Start of DATASET

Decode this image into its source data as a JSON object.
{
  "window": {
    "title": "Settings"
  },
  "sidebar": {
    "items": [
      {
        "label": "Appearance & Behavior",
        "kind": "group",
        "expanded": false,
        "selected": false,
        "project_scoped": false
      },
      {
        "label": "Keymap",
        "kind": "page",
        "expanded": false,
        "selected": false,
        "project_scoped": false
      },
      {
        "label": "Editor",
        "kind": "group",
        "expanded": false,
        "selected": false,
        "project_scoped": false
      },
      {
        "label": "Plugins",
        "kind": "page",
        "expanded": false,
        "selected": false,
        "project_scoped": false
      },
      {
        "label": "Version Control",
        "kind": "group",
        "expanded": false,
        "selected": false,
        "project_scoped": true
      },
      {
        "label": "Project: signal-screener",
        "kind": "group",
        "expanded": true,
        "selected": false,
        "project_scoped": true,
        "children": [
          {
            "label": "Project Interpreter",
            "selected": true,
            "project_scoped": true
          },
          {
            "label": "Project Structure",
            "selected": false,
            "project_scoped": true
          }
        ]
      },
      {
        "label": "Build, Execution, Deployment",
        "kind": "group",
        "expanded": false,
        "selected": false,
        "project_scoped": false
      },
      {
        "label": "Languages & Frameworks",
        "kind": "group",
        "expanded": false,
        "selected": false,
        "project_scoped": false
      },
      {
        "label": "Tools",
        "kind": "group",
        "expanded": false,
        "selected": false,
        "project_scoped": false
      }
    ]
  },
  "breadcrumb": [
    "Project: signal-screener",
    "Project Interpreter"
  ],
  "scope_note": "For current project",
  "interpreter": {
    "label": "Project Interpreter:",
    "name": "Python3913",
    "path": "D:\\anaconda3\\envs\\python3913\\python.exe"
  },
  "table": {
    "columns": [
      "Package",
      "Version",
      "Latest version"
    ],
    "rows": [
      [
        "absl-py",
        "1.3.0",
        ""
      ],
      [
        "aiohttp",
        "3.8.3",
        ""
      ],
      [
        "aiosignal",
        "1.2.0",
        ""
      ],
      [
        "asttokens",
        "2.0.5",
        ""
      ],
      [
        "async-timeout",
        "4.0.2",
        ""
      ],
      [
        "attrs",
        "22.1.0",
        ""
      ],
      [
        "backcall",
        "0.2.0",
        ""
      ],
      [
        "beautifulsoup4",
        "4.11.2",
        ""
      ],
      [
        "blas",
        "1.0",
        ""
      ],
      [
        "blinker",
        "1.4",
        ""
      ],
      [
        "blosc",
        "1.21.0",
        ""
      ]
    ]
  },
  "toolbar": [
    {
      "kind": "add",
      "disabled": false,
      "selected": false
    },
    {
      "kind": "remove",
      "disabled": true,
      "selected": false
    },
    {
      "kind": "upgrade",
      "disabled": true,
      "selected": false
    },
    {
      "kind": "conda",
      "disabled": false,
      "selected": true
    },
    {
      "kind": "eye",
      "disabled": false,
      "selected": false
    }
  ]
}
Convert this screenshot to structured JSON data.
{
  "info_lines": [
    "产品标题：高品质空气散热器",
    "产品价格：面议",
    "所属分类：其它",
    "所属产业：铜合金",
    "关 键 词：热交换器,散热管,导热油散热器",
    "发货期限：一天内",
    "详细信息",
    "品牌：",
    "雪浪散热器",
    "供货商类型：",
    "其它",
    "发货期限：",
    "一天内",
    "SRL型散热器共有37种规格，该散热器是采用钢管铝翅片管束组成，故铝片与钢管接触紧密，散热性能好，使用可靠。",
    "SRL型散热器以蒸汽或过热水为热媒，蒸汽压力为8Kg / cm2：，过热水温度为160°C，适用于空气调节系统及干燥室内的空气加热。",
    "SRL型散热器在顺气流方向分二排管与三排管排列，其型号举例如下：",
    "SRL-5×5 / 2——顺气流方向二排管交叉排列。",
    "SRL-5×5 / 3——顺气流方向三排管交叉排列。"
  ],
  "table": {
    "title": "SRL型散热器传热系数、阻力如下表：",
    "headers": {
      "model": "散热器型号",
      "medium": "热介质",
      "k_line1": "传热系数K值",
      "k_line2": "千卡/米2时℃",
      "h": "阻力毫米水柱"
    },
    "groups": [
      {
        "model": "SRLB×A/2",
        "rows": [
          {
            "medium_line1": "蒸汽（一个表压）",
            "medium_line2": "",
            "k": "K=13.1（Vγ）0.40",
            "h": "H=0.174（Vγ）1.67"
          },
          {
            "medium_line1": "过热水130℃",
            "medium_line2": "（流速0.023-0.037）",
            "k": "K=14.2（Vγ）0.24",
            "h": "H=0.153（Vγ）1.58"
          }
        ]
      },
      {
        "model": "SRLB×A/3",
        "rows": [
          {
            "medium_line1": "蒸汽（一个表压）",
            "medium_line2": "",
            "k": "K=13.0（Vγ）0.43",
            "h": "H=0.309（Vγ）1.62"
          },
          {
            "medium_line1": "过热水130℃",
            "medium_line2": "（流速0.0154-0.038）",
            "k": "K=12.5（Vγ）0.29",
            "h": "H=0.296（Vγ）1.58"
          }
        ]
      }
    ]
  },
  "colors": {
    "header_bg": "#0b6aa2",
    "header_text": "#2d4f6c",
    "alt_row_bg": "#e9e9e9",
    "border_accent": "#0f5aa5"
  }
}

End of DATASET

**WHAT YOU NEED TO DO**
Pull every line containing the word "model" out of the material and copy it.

**SOLVED PROBLEM**
      "model": "散热器型号",
        "model": "SRLB×A/2",
        "model": "SRLB×A/3",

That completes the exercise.